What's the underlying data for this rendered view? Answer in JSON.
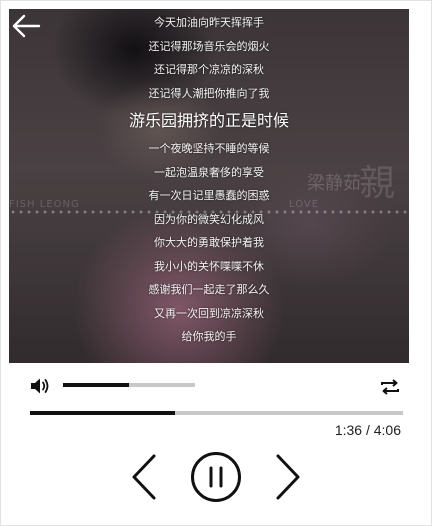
{
  "player": {
    "lyrics": [
      {
        "text": "今天加油向昨天挥挥手",
        "current": false
      },
      {
        "text": "还记得那场音乐会的烟火",
        "current": false
      },
      {
        "text": "还记得那个凉凉的深秋",
        "current": false
      },
      {
        "text": "还记得人潮把你推向了我",
        "current": false
      },
      {
        "text": "游乐园拥挤的正是时候",
        "current": true
      },
      {
        "text": "一个夜晚坚持不睡的等候",
        "current": false
      },
      {
        "text": "一起泡温泉奢侈的享受",
        "current": false
      },
      {
        "text": "有一次日记里愚蠢的困惑",
        "current": false
      },
      {
        "text": "因为你的微笑幻化成风",
        "current": false
      },
      {
        "text": "你大大的勇敢保护着我",
        "current": false
      },
      {
        "text": "我小小的关怀喋喋不休",
        "current": false
      },
      {
        "text": "感谢我们一起走了那么久",
        "current": false
      },
      {
        "text": "又再一次回到凉凉深秋",
        "current": false
      },
      {
        "text": "给你我的手",
        "current": false
      }
    ],
    "watermark": {
      "artist_cn": "梁静茹",
      "title_cn": "親",
      "artist_en": "FISH LEONG",
      "title_en": "LOVE"
    },
    "volume": 0.5,
    "progress": 0.39,
    "time_display": "1:36 / 4:06",
    "icons": {
      "back": "arrow-left-icon",
      "volume": "speaker-icon",
      "repeat": "repeat-icon",
      "prev": "chevron-left-icon",
      "pause": "pause-circle-icon",
      "next": "chevron-right-icon"
    },
    "colors": {
      "accent": "#111111",
      "track": "#c8c8c8",
      "lyric_text": "#f3f3f3"
    }
  }
}
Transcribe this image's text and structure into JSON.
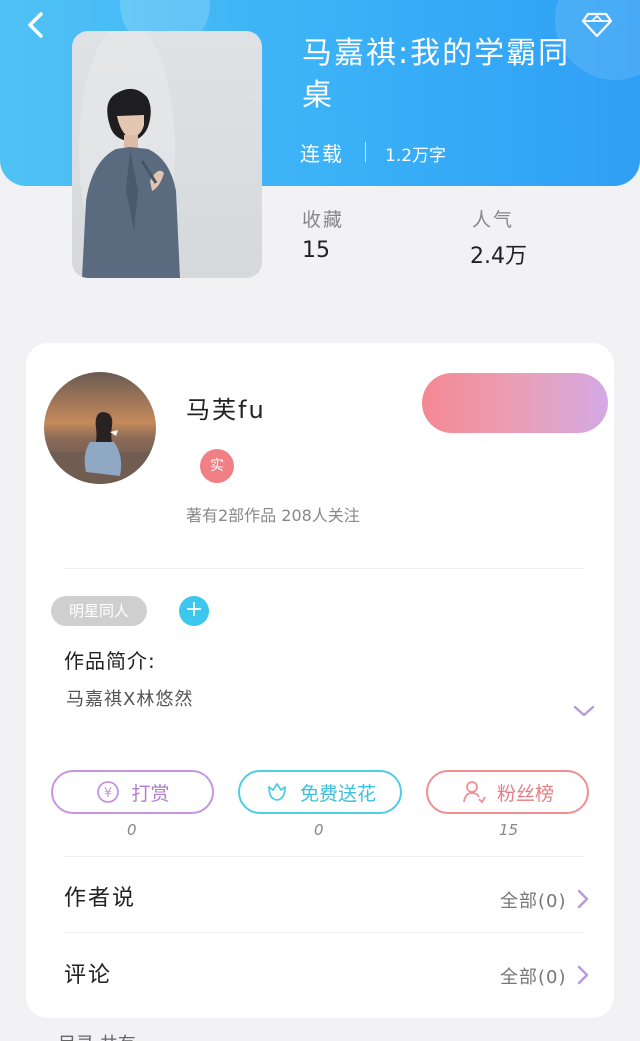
{
  "header": {
    "back_icon": "chevron-left-icon",
    "vip_icon": "diamond-icon",
    "title": "马嘉祺:我的学霸同桌",
    "status": "连载",
    "word_count": "1.2万字",
    "stats": [
      {
        "label": "收藏",
        "value": "15"
      },
      {
        "label": "人气",
        "value": "2.4万"
      }
    ]
  },
  "author": {
    "name": "马芙fu",
    "badge": "实",
    "meta": "著有2部作品 208人关注"
  },
  "intro": {
    "tag": "明星同人",
    "add_icon": "+",
    "label": "作品简介:",
    "text": "马嘉祺X林悠然"
  },
  "actions": [
    {
      "label": "打赏",
      "icon": "yen-coin-icon",
      "count": "0"
    },
    {
      "label": "免费送花",
      "icon": "flower-icon",
      "count": "0"
    },
    {
      "label": "粉丝榜",
      "icon": "fan-user-icon",
      "count": "15"
    }
  ],
  "rows": [
    {
      "label": "作者说",
      "value": "全部(0)"
    },
    {
      "label": "评论",
      "value": "全部(0)"
    }
  ],
  "bottom": {
    "text": "目录 共有"
  },
  "colors": {
    "header_start": "#4fc2f5",
    "header_end": "#2f9ff5",
    "accent_purple": "#c796e0",
    "accent_cyan": "#50cde6",
    "accent_pink": "#ef8f93",
    "badge_pink": "#f07f86"
  }
}
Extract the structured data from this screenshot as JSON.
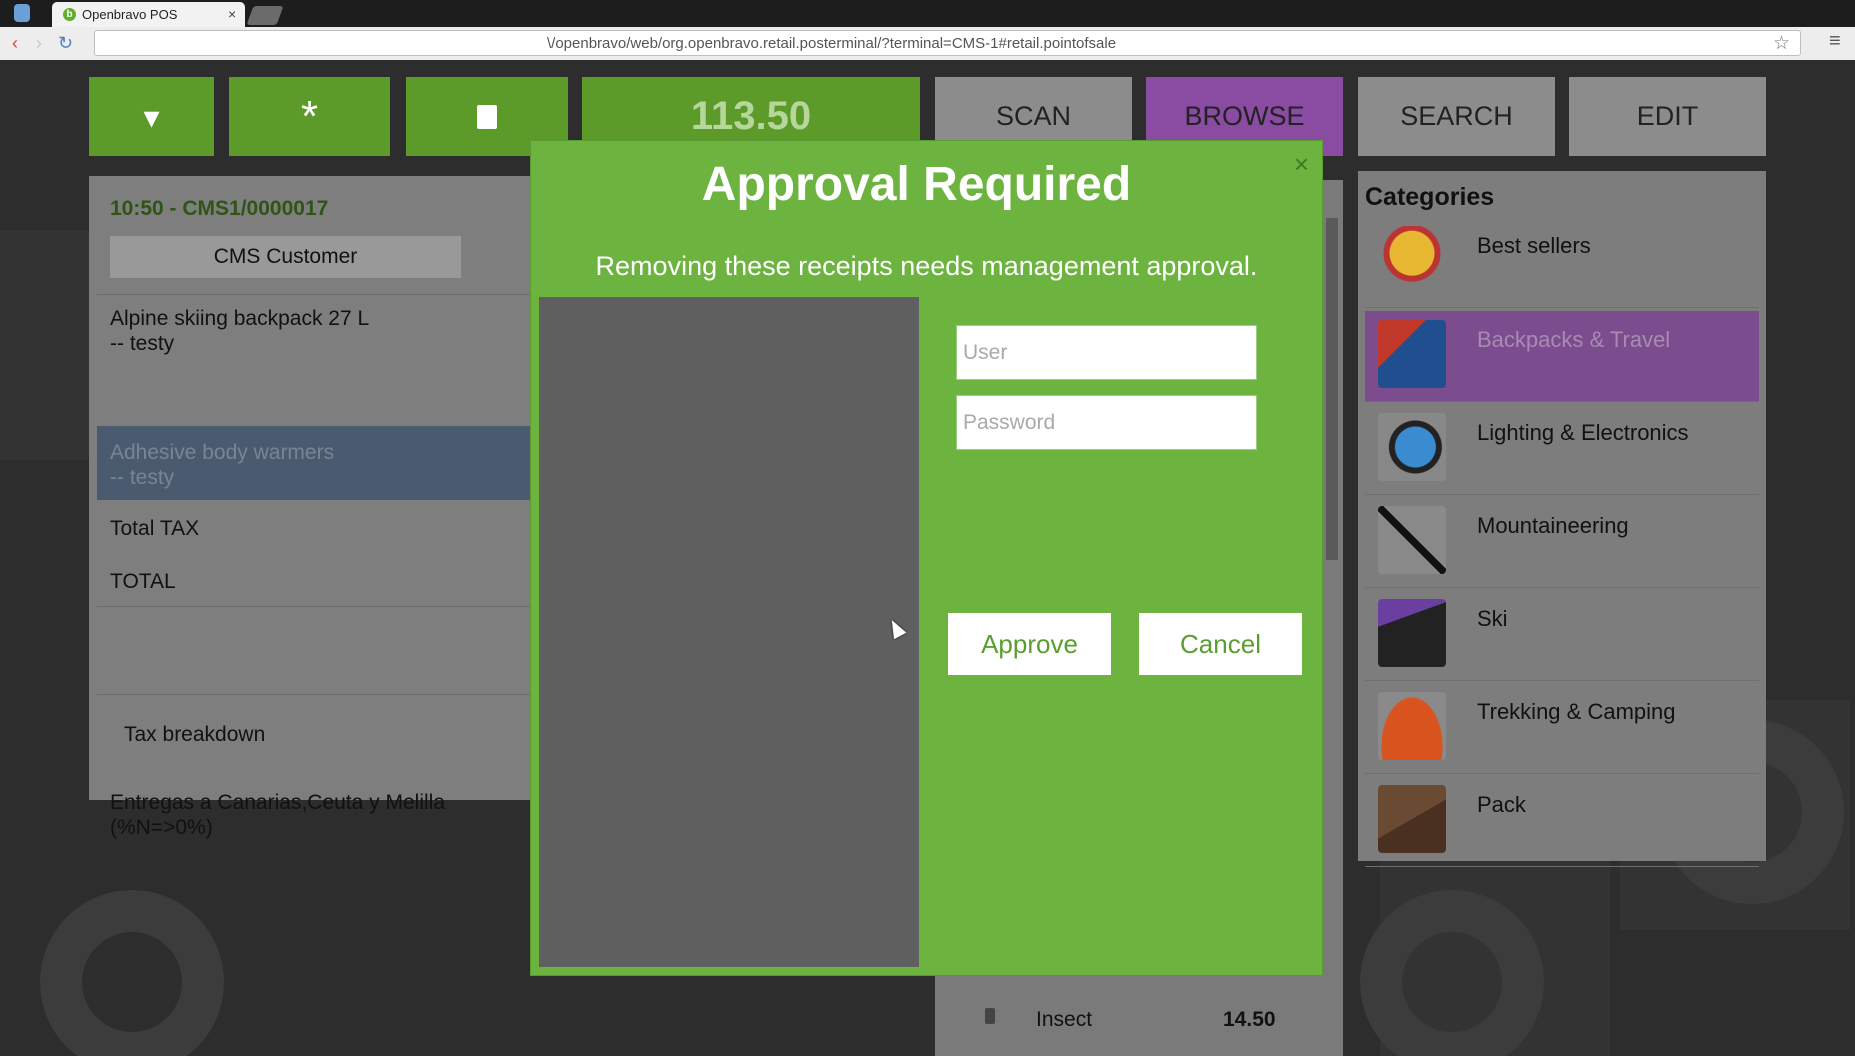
{
  "browser": {
    "tab_title": "Openbravo POS",
    "tab_close": "×",
    "url": "\\/openbravo/web/org.openbravo.retail.posterminal/?terminal=CMS-1#retail.pointofsale",
    "back_glyph": "‹",
    "forward_glyph": "›",
    "reload_glyph": "↻",
    "star_glyph": "☆",
    "menu_glyph": "≡"
  },
  "toolbar": {
    "menu_glyph": "▾",
    "asterisk_glyph": "*",
    "trash_glyph": "🗑",
    "total": "113.50",
    "tabs": [
      "SCAN",
      "BROWSE",
      "SEARCH",
      "EDIT"
    ],
    "active_tab": "BROWSE"
  },
  "receipt": {
    "header": "10:50 - CMS1/0000017",
    "customer": "CMS Customer",
    "lines": [
      {
        "name": "Alpine skiing backpack 27 L",
        "note": "-- testy"
      },
      {
        "name": "Adhesive body warmers",
        "note": "-- testy",
        "selected": true
      }
    ],
    "total_tax_label": "Total TAX",
    "total_label": "TOTAL",
    "tax_breakdown_label": "Tax breakdown",
    "tax_line_1": "Entregas a Canarias,Ceuta y Melilla",
    "tax_line_2": "(%N=>0%)"
  },
  "product_list": {
    "visible_row": {
      "name": "Insect",
      "price": "14.50"
    }
  },
  "categories": {
    "title": "Categories",
    "items": [
      {
        "label": "Best sellers",
        "icon": "medal-icon"
      },
      {
        "label": "Backpacks & Travel",
        "icon": "backpack-icon",
        "selected": true
      },
      {
        "label": "Lighting & Electronics",
        "icon": "flashlight-icon"
      },
      {
        "label": "Mountaineering",
        "icon": "ice-axe-icon"
      },
      {
        "label": "Ski",
        "icon": "ski-boot-icon"
      },
      {
        "label": "Trekking & Camping",
        "icon": "tent-icon"
      },
      {
        "label": "Pack",
        "icon": "box-icon"
      }
    ]
  },
  "dialog": {
    "title": "Approval Required",
    "message": "Removing these receipts needs management approval.",
    "close_glyph": "×",
    "user_placeholder": "User",
    "password_placeholder": "Password",
    "approve_label": "Approve",
    "cancel_label": "Cancel"
  },
  "colors": {
    "dialog_green": "#6db33f",
    "toolbar_green": "#5c9a2a",
    "browse_purple": "#8a4ba3",
    "selected_category": "#7b4c8e"
  }
}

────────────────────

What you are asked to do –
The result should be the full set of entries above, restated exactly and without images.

Result –
What's the underlying data for this rendered view? Answer in JSON.
{
  "player": {
    "lyrics": [
      {
        "text": "今天加油向昨天挥挥手",
        "current": false
      },
      {
        "text": "还记得那场音乐会的烟火",
        "current": false
      },
      {
        "text": "还记得那个凉凉的深秋",
        "current": false
      },
      {
        "text": "还记得人潮把你推向了我",
        "current": false
      },
      {
        "text": "游乐园拥挤的正是时候",
        "current": true
      },
      {
        "text": "一个夜晚坚持不睡的等候",
        "current": false
      },
      {
        "text": "一起泡温泉奢侈的享受",
        "current": false
      },
      {
        "text": "有一次日记里愚蠢的困惑",
        "current": false
      },
      {
        "text": "因为你的微笑幻化成风",
        "current": false
      },
      {
        "text": "你大大的勇敢保护着我",
        "current": false
      },
      {
        "text": "我小小的关怀喋喋不休",
        "current": false
      },
      {
        "text": "感谢我们一起走了那么久",
        "current": false
      },
      {
        "text": "又再一次回到凉凉深秋",
        "current": false
      },
      {
        "text": "给你我的手",
        "current": false
      }
    ],
    "watermark": {
      "artist_cn": "梁静茹",
      "title_cn": "親",
      "artist_en": "FISH LEONG",
      "title_en": "LOVE"
    },
    "volume": 0.5,
    "progress": 0.39,
    "time_display": "1:36 / 4:06",
    "icons": {
      "back": "arrow-left-icon",
      "volume": "speaker-icon",
      "repeat": "repeat-icon",
      "prev": "chevron-left-icon",
      "pause": "pause-circle-icon",
      "next": "chevron-right-icon"
    },
    "colors": {
      "accent": "#111111",
      "track": "#c8c8c8",
      "lyric_text": "#f3f3f3"
    }
  }
}
Transcribe this image's text and structure into JSON.
{
  "header": {
    "back_icon": "chevron-left-icon",
    "vip_icon": "diamond-icon",
    "title": "马嘉祺:我的学霸同桌",
    "status": "连载",
    "word_count": "1.2万字",
    "stats": [
      {
        "label": "收藏",
        "value": "15"
      },
      {
        "label": "人气",
        "value": "2.4万"
      }
    ]
  },
  "author": {
    "name": "马芙fu",
    "badge": "实",
    "meta": "著有2部作品 208人关注"
  },
  "intro": {
    "tag": "明星同人",
    "add_icon": "+",
    "label": "作品简介:",
    "text": "马嘉祺X林悠然"
  },
  "actions": [
    {
      "label": "打赏",
      "icon": "yen-coin-icon",
      "count": "0"
    },
    {
      "label": "免费送花",
      "icon": "flower-icon",
      "count": "0"
    },
    {
      "label": "粉丝榜",
      "icon": "fan-user-icon",
      "count": "15"
    }
  ],
  "rows": [
    {
      "label": "作者说",
      "value": "全部(0)"
    },
    {
      "label": "评论",
      "value": "全部(0)"
    }
  ],
  "bottom": {
    "text": "目录 共有"
  },
  "colors": {
    "header_start": "#4fc2f5",
    "header_end": "#2f9ff5",
    "accent_purple": "#c796e0",
    "accent_cyan": "#50cde6",
    "accent_pink": "#ef8f93",
    "badge_pink": "#f07f86"
  }
}
Extract the structured data from this screenshot as JSON.
{
  "browser": {
    "tab_title": "Openbravo POS",
    "tab_close": "×",
    "url": "\\/openbravo/web/org.openbravo.retail.posterminal/?terminal=CMS-1#retail.pointofsale",
    "back_glyph": "‹",
    "forward_glyph": "›",
    "reload_glyph": "↻",
    "star_glyph": "☆",
    "menu_glyph": "≡"
  },
  "toolbar": {
    "menu_glyph": "▾",
    "asterisk_glyph": "*",
    "trash_glyph": "🗑",
    "total": "113.50",
    "tabs": [
      "SCAN",
      "BROWSE",
      "SEARCH",
      "EDIT"
    ],
    "active_tab": "BROWSE"
  },
  "receipt": {
    "header": "10:50 - CMS1/0000017",
    "customer": "CMS Customer",
    "lines": [
      {
        "name": "Alpine skiing backpack 27 L",
        "note": "-- testy"
      },
      {
        "name": "Adhesive body warmers",
        "note": "-- testy",
        "selected": true
      }
    ],
    "total_tax_label": "Total TAX",
    "total_label": "TOTAL",
    "tax_breakdown_label": "Tax breakdown",
    "tax_line_1": "Entregas a Canarias,Ceuta y Melilla",
    "tax_line_2": "(%N=>0%)"
  },
  "product_list": {
    "visible_row": {
      "name": "Insect",
      "price": "14.50"
    }
  },
  "categories": {
    "title": "Categories",
    "items": [
      {
        "label": "Best sellers",
        "icon": "medal-icon"
      },
      {
        "label": "Backpacks & Travel",
        "icon": "backpack-icon",
        "selected": true
      },
      {
        "label": "Lighting & Electronics",
        "icon": "flashlight-icon"
      },
      {
        "label": "Mountaineering",
        "icon": "ice-axe-icon"
      },
      {
        "label": "Ski",
        "icon": "ski-boot-icon"
      },
      {
        "label": "Trekking & Camping",
        "icon": "tent-icon"
      },
      {
        "label": "Pack",
        "icon": "box-icon"
      }
    ]
  },
  "dialog": {
    "title": "Approval Required",
    "message": "Removing these receipts needs management approval.",
    "close_glyph": "×",
    "user_placeholder": "User",
    "password_placeholder": "Password",
    "approve_label": "Approve",
    "cancel_label": "Cancel"
  },
  "colors": {
    "dialog_green": "#6db33f",
    "toolbar_green": "#5c9a2a",
    "browse_purple": "#8a4ba3",
    "selected_category": "#7b4c8e"
  }
}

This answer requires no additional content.